I was upset the other day when I overheard two native English speaking students in the English Language Arts class laughing about the Magic Tree House book “Mummies in the Morning” (which, by the way, is pretty awesome) that a few of the English Language Learners were reading for book clubs. It’s like they didn’t even realize that learning a new language is hard and takes time and that not everyone in the room is at the same level of language proficiency.
So, what’s my plan? I would like to provide an opportunity for the EAL students to share their stories without being interrupted, laughed at, or silenced. My plan is to run a six-week digital storytelling unit based on these three key questions:
What do you think as an English Language Learner?
What do you feel as an English Language Learner?
What is important to you as an English Language Learner?
I hope to give students a platform to be creative and to communicate in an authentic way. I think that members of our community will learn a lot from hearing these stories. It’s an exercise in empathy and putting yourself in “someone else’s shoes”.
HERE IS THE LINK TO MY UNIT PLANNER FOR THE GRADE 7 EAL DIGITAL STORYTELLING UNIT: “SPEAK YOUR TRUTH”.
This unit was created for grade 7 EAL students at the American Embassy School, New Delhi. You can see the unit overview below.
Digital storytelling unit overview (adapted from a template by Slidesgo).
Some Nuts and Bolts: This unit is a project-based learning (PBL) unit. I am passionate about PBL and was actually a featured guest on the Shifting Schools Podcast on PBL, which aired on October 25, 2021. You can listen to that episode by clicking here.
I used the following graphic from PBL Works to help guide my planning.
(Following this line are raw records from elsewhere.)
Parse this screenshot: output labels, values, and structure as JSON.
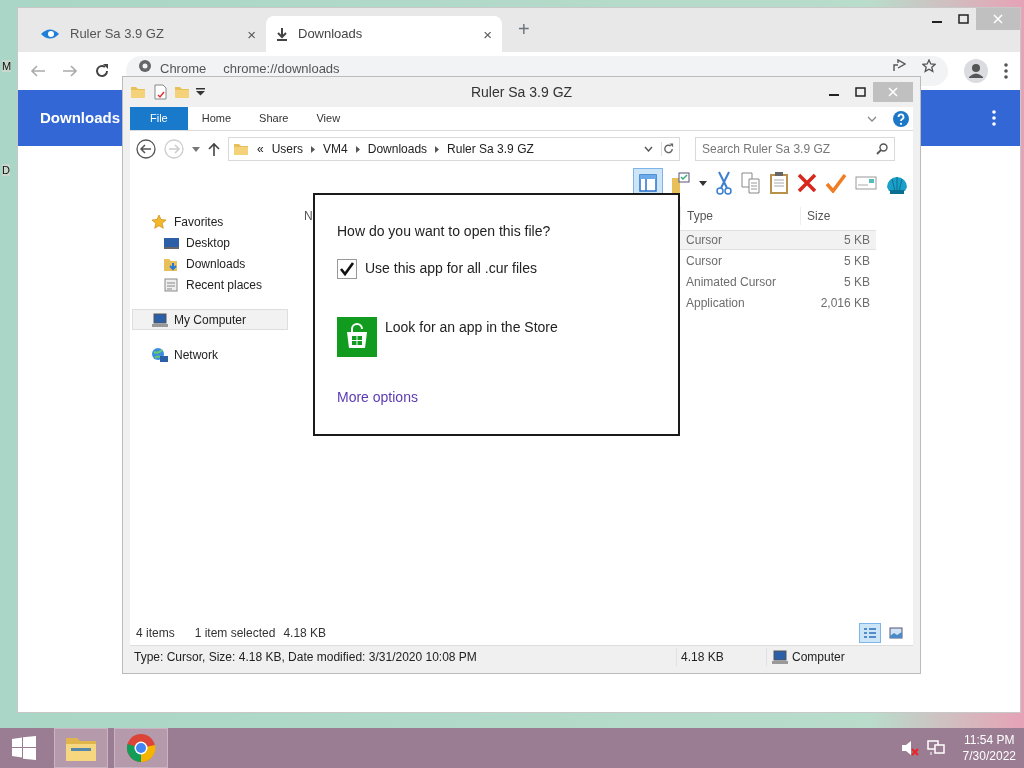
{
  "desktop": {
    "labels": [
      "M",
      "D"
    ]
  },
  "chrome": {
    "tabs": [
      {
        "title": "Ruler Sa 3.9 GZ",
        "selected": false,
        "close": "×"
      },
      {
        "title": "Downloads",
        "selected": true,
        "close": "×"
      }
    ],
    "new_tab": "+",
    "omnibox": {
      "site": "Chrome",
      "url": "chrome://downloads"
    },
    "page_title": "Downloads"
  },
  "explorer": {
    "title": "Ruler Sa 3.9 GZ",
    "ribbon_tabs": [
      {
        "label": "File",
        "selected": true
      },
      {
        "label": "Home",
        "selected": false
      },
      {
        "label": "Share",
        "selected": false
      },
      {
        "label": "View",
        "selected": false
      }
    ],
    "breadcrumb_overflow": "«",
    "path": [
      "Users",
      "VM4",
      "Downloads",
      "Ruler Sa 3.9 GZ"
    ],
    "search": {
      "placeholder": "Search Ruler Sa 3.9 GZ"
    },
    "nav": [
      {
        "label": "Favorites",
        "selected": false,
        "children": [
          {
            "label": "Desktop",
            "selected": false
          },
          {
            "label": "Downloads",
            "selected": false
          },
          {
            "label": "Recent places",
            "selected": false
          }
        ]
      },
      {
        "label": "My Computer",
        "selected": true
      },
      {
        "label": "Network",
        "selected": false
      }
    ],
    "columns": [
      "N",
      "Type",
      "Size"
    ],
    "rows": [
      {
        "type": "Cursor",
        "size": "5 KB",
        "selected": true
      },
      {
        "type": "Cursor",
        "size": "5 KB",
        "selected": false
      },
      {
        "type": "Animated Cursor",
        "size": "5 KB",
        "selected": false
      },
      {
        "type": "Application",
        "size": "2,016 KB",
        "selected": false
      }
    ],
    "status": {
      "count": "4 items",
      "selection": "1 item selected",
      "selection_size": "4.18 KB"
    },
    "details": {
      "info": "Type: Cursor, Size: 4.18 KB, Date modified: 3/31/2020 10:08 PM",
      "size": "4.18 KB",
      "location": "Computer"
    }
  },
  "dialog": {
    "question": "How do you want to open this file?",
    "checkbox": {
      "label": "Use this app for all .cur files",
      "checked": true
    },
    "store": "Look for an app in the Store",
    "more": "More options"
  },
  "taskbar": {
    "apps": [
      {
        "kind": "explorer",
        "selected": true
      },
      {
        "kind": "chrome",
        "selected": true
      }
    ],
    "clock": {
      "time": "11:54 PM",
      "date": "7/30/2022"
    }
  }
}
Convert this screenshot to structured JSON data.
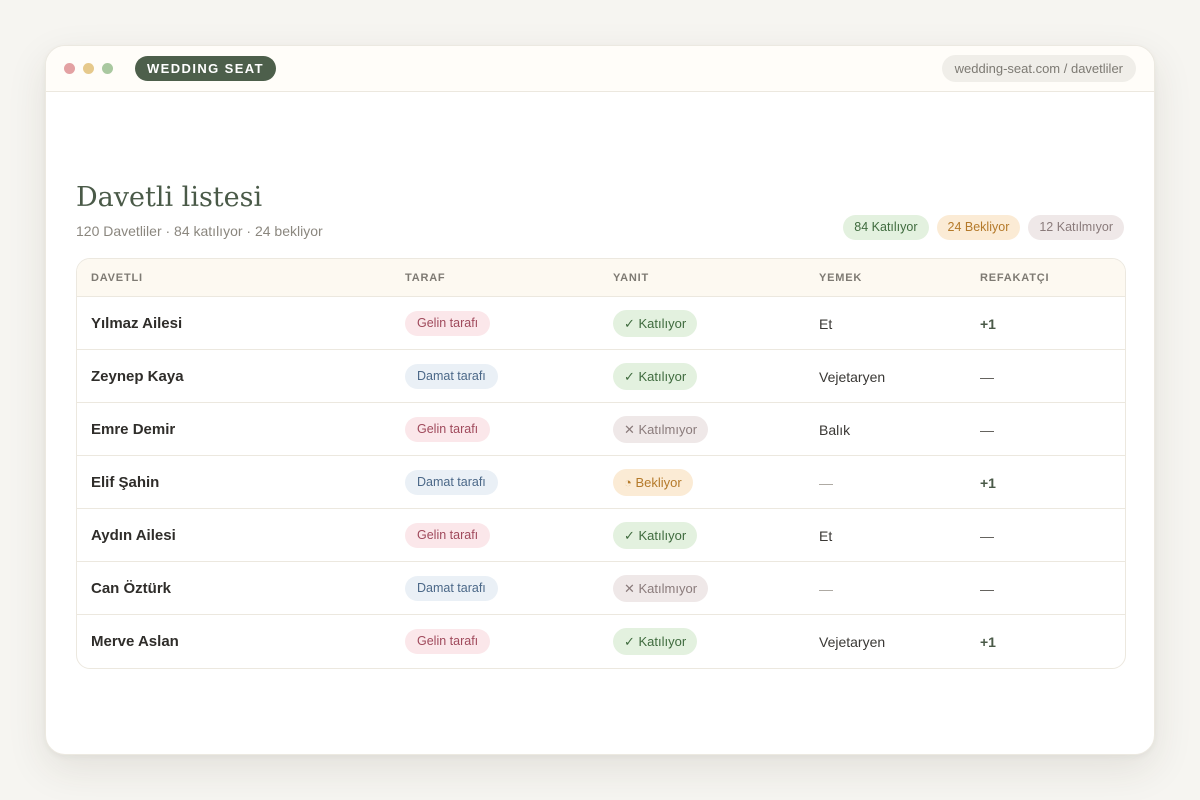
{
  "window": {
    "brand": "WEDDING SEAT",
    "url": "wedding-seat.com / davetliler"
  },
  "header": {
    "title": "Davetli listesi",
    "subtitle": "120 Davetliler · 84 katılıyor · 24 bekliyor"
  },
  "summary": {
    "attending": "84 Katılıyor",
    "pending": "24 Bekliyor",
    "declined": "12 Katılmıyor"
  },
  "table": {
    "columns": [
      "DAVETLI",
      "TARAF",
      "YANIT",
      "YEMEK",
      "REFAKATÇI"
    ],
    "rows": [
      {
        "name": "Yılmaz Ailesi",
        "side": "Gelin tarafı",
        "side_type": "bride",
        "reply": "✓ Katılıyor",
        "reply_type": "yes",
        "meal": "Et",
        "plus": "+1"
      },
      {
        "name": "Zeynep Kaya",
        "side": "Damat tarafı",
        "side_type": "groom",
        "reply": "✓ Katılıyor",
        "reply_type": "yes",
        "meal": "Vejetaryen",
        "plus": "—"
      },
      {
        "name": "Emre Demir",
        "side": "Gelin tarafı",
        "side_type": "bride",
        "reply": "✕ Katılmıyor",
        "reply_type": "no",
        "meal": "Balık",
        "plus": "—"
      },
      {
        "name": "Elif Şahin",
        "side": "Damat tarafı",
        "side_type": "groom",
        "reply": "◔ Bekliyor",
        "reply_type": "wait",
        "meal": "—",
        "plus": "+1"
      },
      {
        "name": "Aydın Ailesi",
        "side": "Gelin tarafı",
        "side_type": "bride",
        "reply": "✓ Katılıyor",
        "reply_type": "yes",
        "meal": "Et",
        "plus": "—"
      },
      {
        "name": "Can Öztürk",
        "side": "Damat tarafı",
        "side_type": "groom",
        "reply": "✕ Katılmıyor",
        "reply_type": "no",
        "meal": "—",
        "plus": "—"
      },
      {
        "name": "Merve Aslan",
        "side": "Gelin tarafı",
        "side_type": "bride",
        "reply": "✓ Katılıyor",
        "reply_type": "yes",
        "meal": "Vejetaryen",
        "plus": "+1"
      }
    ]
  },
  "colors": {
    "brand": "#4d5f4b",
    "attending": "#3f6b3e",
    "pending": "#b57a2a",
    "declined": "#8a7b7b"
  }
}
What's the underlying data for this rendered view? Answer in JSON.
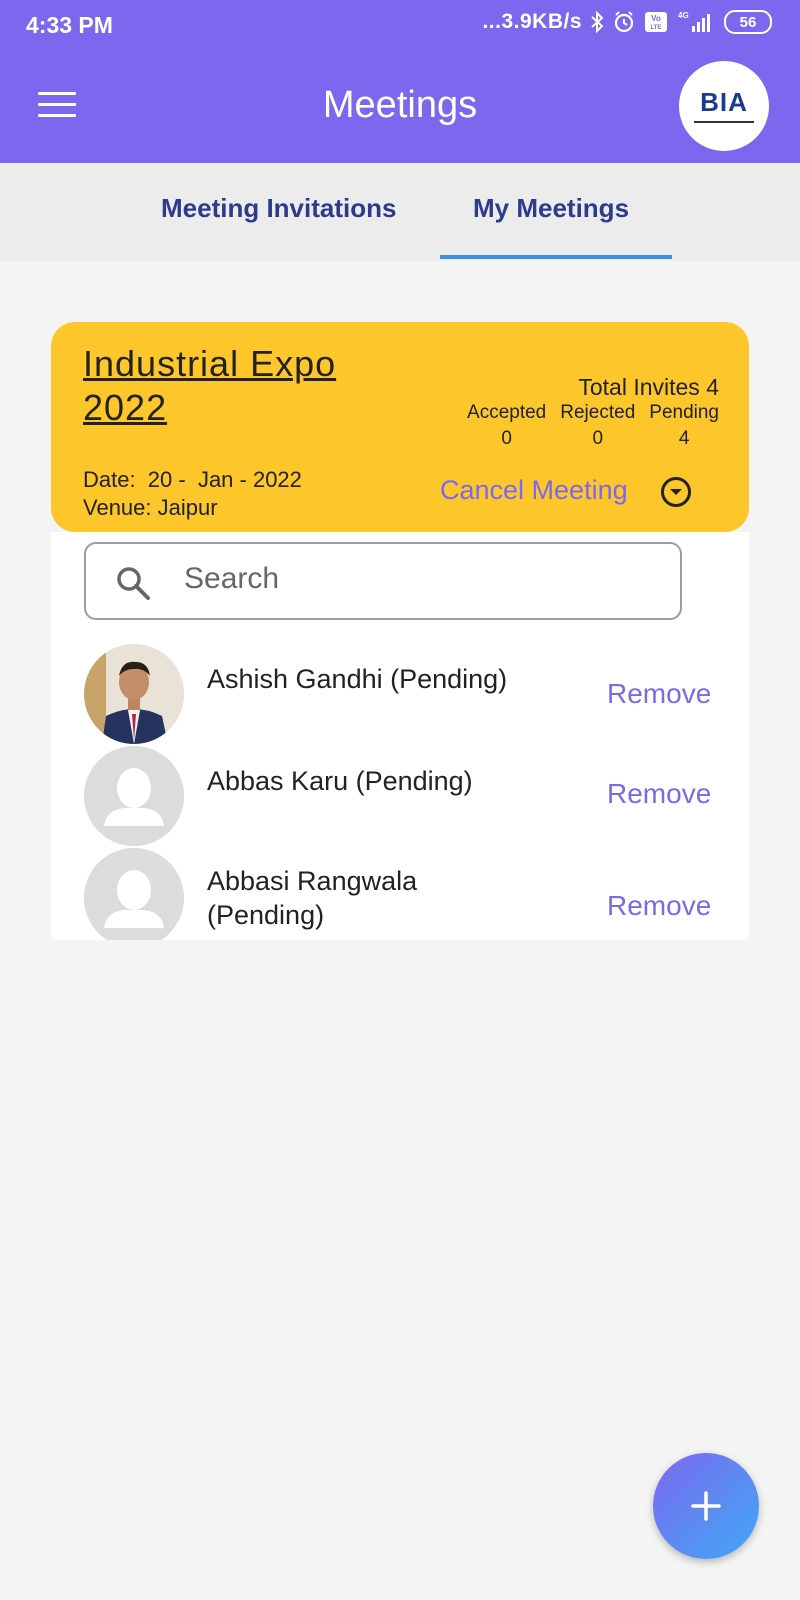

It outlines the essential project design elements for PBL.
Gold Standard Project Based Learning by PBLWorks is licensed under CC BY-NC-ND 4.0.
The University of Houston (U of H) has an amazing Digital Storytelling Website. There’s tons of information and ideas for a newbie like me to get started. I gleaned a few of the following resources from there. I will definitely use these in my work with the students.
1. The first graphic, by Samantha Morra, shows the process of creating a digital story. I found it on a website that was linked to the U of H website.
3. This chart overview the 21st Century skills that digital storytelling draws upon.
21st Century Skills and Digital Storytelling. Source: https://digitalstorytelling.coe.uh.edu/page.cfm?id=27&cid=27&sublinkid=32
4. This final graphic shows the benefits of digital storytelling from a neurocognitive viewpoint. I’d like to share this one with my students at the start of the unit. I found it on Twitter a few weeks ago.
There! That’s a wrap! What do you think? Do you have experience with digital storytelling? Do you have any advice for me? Let me know. Until then, take care and Happy New Year. This is Megan’s Musings, signing off for now…